Give back every entry, copied exactly.

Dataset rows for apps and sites
++++++

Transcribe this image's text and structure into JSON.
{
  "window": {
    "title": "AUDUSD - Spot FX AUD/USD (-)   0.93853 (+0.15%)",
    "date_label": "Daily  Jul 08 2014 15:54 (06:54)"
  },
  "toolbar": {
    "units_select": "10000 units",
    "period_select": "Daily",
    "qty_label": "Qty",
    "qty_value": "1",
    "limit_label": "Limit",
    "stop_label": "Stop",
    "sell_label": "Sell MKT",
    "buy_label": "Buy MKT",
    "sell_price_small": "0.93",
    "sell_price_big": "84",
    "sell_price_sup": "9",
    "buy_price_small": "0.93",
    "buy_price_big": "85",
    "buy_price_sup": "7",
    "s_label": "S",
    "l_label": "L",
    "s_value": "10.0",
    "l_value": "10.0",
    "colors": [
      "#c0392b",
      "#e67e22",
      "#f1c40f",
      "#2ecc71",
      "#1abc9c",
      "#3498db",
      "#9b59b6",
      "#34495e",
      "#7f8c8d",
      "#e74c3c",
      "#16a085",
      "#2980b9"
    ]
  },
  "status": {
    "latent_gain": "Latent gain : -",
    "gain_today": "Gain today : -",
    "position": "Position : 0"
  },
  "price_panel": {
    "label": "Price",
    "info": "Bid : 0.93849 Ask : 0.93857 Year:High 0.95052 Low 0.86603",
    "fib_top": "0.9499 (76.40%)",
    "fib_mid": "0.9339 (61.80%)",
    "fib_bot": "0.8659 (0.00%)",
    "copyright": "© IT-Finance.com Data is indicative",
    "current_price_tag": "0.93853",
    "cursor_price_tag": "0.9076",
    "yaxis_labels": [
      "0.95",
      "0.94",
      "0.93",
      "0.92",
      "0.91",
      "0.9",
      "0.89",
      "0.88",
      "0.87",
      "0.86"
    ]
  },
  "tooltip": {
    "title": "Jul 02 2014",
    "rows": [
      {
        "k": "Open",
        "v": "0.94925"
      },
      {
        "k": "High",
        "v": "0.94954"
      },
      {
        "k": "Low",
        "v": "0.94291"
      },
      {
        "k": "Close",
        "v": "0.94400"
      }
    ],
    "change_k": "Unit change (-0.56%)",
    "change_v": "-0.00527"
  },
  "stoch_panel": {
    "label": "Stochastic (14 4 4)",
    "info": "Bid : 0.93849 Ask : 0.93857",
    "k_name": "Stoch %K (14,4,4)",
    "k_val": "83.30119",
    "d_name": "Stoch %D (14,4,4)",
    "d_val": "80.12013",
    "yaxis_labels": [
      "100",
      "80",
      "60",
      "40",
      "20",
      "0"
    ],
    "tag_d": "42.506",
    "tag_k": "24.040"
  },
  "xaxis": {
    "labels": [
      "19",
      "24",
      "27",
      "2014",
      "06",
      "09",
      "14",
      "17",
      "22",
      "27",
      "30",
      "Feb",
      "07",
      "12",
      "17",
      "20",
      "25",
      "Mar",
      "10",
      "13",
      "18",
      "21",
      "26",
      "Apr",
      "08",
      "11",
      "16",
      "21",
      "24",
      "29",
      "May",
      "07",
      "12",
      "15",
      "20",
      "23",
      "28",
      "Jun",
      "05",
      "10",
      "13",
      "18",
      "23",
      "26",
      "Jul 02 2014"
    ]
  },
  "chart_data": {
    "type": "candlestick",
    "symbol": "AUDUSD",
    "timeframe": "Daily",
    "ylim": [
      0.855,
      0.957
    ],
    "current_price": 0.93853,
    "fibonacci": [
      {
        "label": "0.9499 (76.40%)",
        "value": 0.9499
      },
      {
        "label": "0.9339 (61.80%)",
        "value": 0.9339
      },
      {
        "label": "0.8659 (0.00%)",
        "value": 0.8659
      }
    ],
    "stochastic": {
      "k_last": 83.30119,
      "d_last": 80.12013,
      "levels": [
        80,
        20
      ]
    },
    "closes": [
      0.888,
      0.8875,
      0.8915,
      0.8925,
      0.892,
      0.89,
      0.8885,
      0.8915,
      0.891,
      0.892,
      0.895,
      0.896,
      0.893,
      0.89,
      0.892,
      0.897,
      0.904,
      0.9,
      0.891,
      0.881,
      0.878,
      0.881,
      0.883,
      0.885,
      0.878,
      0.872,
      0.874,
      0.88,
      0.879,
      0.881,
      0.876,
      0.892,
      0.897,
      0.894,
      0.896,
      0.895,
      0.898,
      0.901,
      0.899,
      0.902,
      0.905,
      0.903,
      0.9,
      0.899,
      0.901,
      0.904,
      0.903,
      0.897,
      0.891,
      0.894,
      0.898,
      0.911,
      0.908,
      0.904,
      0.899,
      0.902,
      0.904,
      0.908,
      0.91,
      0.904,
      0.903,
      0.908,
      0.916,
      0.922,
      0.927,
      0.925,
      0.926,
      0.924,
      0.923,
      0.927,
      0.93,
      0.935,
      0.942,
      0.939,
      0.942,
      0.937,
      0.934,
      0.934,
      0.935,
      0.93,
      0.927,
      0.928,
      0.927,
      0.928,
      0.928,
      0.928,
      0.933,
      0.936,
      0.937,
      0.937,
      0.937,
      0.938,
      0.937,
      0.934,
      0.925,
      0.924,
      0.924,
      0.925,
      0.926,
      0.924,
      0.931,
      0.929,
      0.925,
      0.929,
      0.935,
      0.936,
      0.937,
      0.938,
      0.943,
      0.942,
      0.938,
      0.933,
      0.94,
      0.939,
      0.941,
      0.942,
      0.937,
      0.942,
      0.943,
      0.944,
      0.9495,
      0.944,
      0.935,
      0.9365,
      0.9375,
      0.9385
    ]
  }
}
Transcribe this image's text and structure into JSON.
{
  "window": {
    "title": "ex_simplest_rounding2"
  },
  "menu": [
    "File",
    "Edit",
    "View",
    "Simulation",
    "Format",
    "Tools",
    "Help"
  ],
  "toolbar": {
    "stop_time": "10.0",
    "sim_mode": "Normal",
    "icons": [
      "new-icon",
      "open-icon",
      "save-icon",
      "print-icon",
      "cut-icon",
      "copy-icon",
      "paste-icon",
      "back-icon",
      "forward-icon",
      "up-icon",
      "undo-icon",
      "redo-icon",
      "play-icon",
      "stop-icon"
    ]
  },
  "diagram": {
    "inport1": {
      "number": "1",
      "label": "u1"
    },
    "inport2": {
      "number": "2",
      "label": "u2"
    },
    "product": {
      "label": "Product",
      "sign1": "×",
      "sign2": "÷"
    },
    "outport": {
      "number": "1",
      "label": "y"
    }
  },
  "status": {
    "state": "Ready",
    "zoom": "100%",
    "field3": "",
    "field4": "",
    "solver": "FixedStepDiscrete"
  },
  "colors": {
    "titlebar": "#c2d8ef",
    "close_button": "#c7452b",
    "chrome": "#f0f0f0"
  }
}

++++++

Solved exercise:
Transcribe this image's text and structure into JSON.
{
  "window": {
    "title": "AUDUSD - Spot FX AUD/USD (-)   0.93853 (+0.15%)",
    "date_label": "Daily  Jul 08 2014 15:54 (06:54)"
  },
  "toolbar": {
    "units_select": "10000 units",
    "period_select": "Daily",
    "qty_label": "Qty",
    "qty_value": "1",
    "limit_label": "Limit",
    "stop_label": "Stop",
    "sell_label": "Sell MKT",
    "buy_label": "Buy MKT",
    "sell_price_small": "0.93",
    "sell_price_big": "84",
    "sell_price_sup": "9",
    "buy_price_small": "0.93",
    "buy_price_big": "85",
    "buy_price_sup": "7",
    "s_label": "S",
    "l_label": "L",
    "s_value": "10.0",
    "l_value": "10.0",
    "colors": [
      "#c0392b",
      "#e67e22",
      "#f1c40f",
      "#2ecc71",
      "#1abc9c",
      "#3498db",
      "#9b59b6",
      "#34495e",
      "#7f8c8d",
      "#e74c3c",
      "#16a085",
      "#2980b9"
    ]
  },
  "status": {
    "latent_gain": "Latent gain : -",
    "gain_today": "Gain today : -",
    "position": "Position : 0"
  },
  "price_panel": {
    "label": "Price",
    "info": "Bid : 0.93849 Ask : 0.93857 Year:High 0.95052 Low 0.86603",
    "fib_top": "0.9499 (76.40%)",
    "fib_mid": "0.9339 (61.80%)",
    "fib_bot": "0.8659 (0.00%)",
    "copyright": "© IT-Finance.com Data is indicative",
    "current_price_tag": "0.93853",
    "cursor_price_tag": "0.9076",
    "yaxis_labels": [
      "0.95",
      "0.94",
      "0.93",
      "0.92",
      "0.91",
      "0.9",
      "0.89",
      "0.88",
      "0.87",
      "0.86"
    ]
  },
  "tooltip": {
    "title": "Jul 02 2014",
    "rows": [
      {
        "k": "Open",
        "v": "0.94925"
      },
      {
        "k": "High",
        "v": "0.94954"
      },
      {
        "k": "Low",
        "v": "0.94291"
      },
      {
        "k": "Close",
        "v": "0.94400"
      }
    ],
    "change_k": "Unit change (-0.56%)",
    "change_v": "-0.00527"
  },
  "stoch_panel": {
    "label": "Stochastic (14 4 4)",
    "info": "Bid : 0.93849 Ask : 0.93857",
    "k_name": "Stoch %K (14,4,4)",
    "k_val": "83.30119",
    "d_name": "Stoch %D (14,4,4)",
    "d_val": "80.12013",
    "yaxis_labels": [
      "100",
      "80",
      "60",
      "40",
      "20",
      "0"
    ],
    "tag_d": "42.506",
    "tag_k": "24.040"
  },
  "xaxis": {
    "labels": [
      "19",
      "24",
      "27",
      "2014",
      "06",
      "09",
      "14",
      "17",
      "22",
      "27",
      "30",
      "Feb",
      "07",
      "12",
      "17",
      "20",
      "25",
      "Mar",
      "10",
      "13",
      "18",
      "21",
      "26",
      "Apr",
      "08",
      "11",
      "16",
      "21",
      "24",
      "29",
      "May",
      "07",
      "12",
      "15",
      "20",
      "23",
      "28",
      "Jun",
      "05",
      "10",
      "13",
      "18",
      "23",
      "26",
      "Jul 02 2014"
    ]
  },
  "chart_data": {
    "type": "candlestick",
    "symbol": "AUDUSD",
    "timeframe": "Daily",
    "ylim": [
      0.855,
      0.957
    ],
    "current_price": 0.93853,
    "fibonacci": [
      {
        "label": "0.9499 (76.40%)",
        "value": 0.9499
      },
      {
        "label": "0.9339 (61.80%)",
        "value": 0.9339
      },
      {
        "label": "0.8659 (0.00%)",
        "value": 0.8659
      }
    ],
    "stochastic": {
      "k_last": 83.30119,
      "d_last": 80.12013,
      "levels": [
        80,
        20
      ]
    },
    "closes": [
      0.888,
      0.8875,
      0.8915,
      0.8925,
      0.892,
      0.89,
      0.8885,
      0.8915,
      0.891,
      0.892,
      0.895,
      0.896,
      0.893,
      0.89,
      0.892,
      0.897,
      0.904,
      0.9,
      0.891,
      0.881,
      0.878,
      0.881,
      0.883,
      0.885,
      0.878,
      0.872,
      0.874,
      0.88,
      0.879,
      0.881,
      0.876,
      0.892,
      0.897,
      0.894,
      0.896,
      0.895,
      0.898,
      0.901,
      0.899,
      0.902,
      0.905,
      0.903,
      0.9,
      0.899,
      0.901,
      0.904,
      0.903,
      0.897,
      0.891,
      0.894,
      0.898,
      0.911,
      0.908,
      0.904,
      0.899,
      0.902,
      0.904,
      0.908,
      0.91,
      0.904,
      0.903,
      0.908,
      0.916,
      0.922,
      0.927,
      0.925,
      0.926,
      0.924,
      0.923,
      0.927,
      0.93,
      0.935,
      0.942,
      0.939,
      0.942,
      0.937,
      0.934,
      0.934,
      0.935,
      0.93,
      0.927,
      0.928,
      0.927,
      0.928,
      0.928,
      0.928,
      0.933,
      0.936,
      0.937,
      0.937,
      0.937,
      0.938,
      0.937,
      0.934,
      0.925,
      0.924,
      0.924,
      0.925,
      0.926,
      0.924,
      0.931,
      0.929,
      0.925,
      0.929,
      0.935,
      0.936,
      0.937,
      0.938,
      0.943,
      0.942,
      0.938,
      0.933,
      0.94,
      0.939,
      0.941,
      0.942,
      0.937,
      0.942,
      0.943,
      0.944,
      0.9495,
      0.944,
      0.935,
      0.9365,
      0.9375,
      0.9385
    ]
  }
}
Transcribe this image's text and structure into JSON.
{
  "window": {
    "title": "ex_simplest_rounding2"
  },
  "menu": [
    "File",
    "Edit",
    "View",
    "Simulation",
    "Format",
    "Tools",
    "Help"
  ],
  "toolbar": {
    "stop_time": "10.0",
    "sim_mode": "Normal",
    "icons": [
      "new-icon",
      "open-icon",
      "save-icon",
      "print-icon",
      "cut-icon",
      "copy-icon",
      "paste-icon",
      "back-icon",
      "forward-icon",
      "up-icon",
      "undo-icon",
      "redo-icon",
      "play-icon",
      "stop-icon"
    ]
  },
  "diagram": {
    "inport1": {
      "number": "1",
      "label": "u1"
    },
    "inport2": {
      "number": "2",
      "label": "u2"
    },
    "product": {
      "label": "Product",
      "sign1": "×",
      "sign2": "÷"
    },
    "outport": {
      "number": "1",
      "label": "y"
    }
  },
  "status": {
    "state": "Ready",
    "zoom": "100%",
    "field3": "",
    "field4": "",
    "solver": "FixedStepDiscrete"
  },
  "colors": {
    "titlebar": "#c2d8ef",
    "close_button": "#c7452b",
    "chrome": "#f0f0f0"
  }
}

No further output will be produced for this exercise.